## Problem to solve
From the entries that follow, copy each line containing the word "this".

App and web page records:
○ ○ ○ ○
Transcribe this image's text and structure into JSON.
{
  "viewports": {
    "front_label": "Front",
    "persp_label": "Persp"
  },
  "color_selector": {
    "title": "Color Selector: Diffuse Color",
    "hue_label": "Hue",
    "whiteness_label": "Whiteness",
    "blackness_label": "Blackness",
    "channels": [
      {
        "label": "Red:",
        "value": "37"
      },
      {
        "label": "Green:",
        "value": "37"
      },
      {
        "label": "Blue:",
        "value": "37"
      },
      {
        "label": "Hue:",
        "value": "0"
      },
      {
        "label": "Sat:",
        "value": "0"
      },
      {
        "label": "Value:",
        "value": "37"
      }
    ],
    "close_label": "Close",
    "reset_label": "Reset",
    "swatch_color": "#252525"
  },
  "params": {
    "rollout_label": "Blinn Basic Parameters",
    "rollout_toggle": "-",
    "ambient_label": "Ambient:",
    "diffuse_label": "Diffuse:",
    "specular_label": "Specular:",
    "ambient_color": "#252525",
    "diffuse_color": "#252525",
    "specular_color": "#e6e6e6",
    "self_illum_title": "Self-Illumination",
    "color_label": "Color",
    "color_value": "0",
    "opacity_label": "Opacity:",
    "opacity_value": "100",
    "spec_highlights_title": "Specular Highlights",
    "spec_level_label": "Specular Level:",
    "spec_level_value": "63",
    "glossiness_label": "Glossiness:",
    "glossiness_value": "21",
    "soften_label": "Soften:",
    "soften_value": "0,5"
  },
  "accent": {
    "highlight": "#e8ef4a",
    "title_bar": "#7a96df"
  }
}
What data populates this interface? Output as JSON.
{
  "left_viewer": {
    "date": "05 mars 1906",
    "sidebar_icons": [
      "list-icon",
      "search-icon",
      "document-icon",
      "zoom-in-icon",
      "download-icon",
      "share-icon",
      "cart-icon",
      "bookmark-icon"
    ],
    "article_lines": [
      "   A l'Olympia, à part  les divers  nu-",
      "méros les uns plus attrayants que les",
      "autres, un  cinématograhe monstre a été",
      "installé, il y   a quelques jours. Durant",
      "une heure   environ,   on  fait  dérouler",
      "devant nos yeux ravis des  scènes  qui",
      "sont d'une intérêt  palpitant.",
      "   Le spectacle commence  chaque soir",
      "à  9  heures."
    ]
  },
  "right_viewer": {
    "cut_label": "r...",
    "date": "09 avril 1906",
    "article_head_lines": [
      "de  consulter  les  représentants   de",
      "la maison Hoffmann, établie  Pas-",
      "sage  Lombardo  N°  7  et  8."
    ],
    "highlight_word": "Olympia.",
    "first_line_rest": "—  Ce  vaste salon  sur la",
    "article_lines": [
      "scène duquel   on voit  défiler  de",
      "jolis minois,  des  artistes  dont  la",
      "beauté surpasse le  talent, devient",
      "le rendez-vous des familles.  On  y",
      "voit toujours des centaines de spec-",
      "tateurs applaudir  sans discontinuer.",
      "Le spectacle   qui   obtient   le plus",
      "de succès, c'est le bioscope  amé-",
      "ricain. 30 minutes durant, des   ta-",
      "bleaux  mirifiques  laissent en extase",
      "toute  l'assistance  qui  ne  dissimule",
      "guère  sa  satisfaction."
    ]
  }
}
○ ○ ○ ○
## Task solution
Transcribe this image's text and structure into JSON.
What data populates this interface? Output as JSON.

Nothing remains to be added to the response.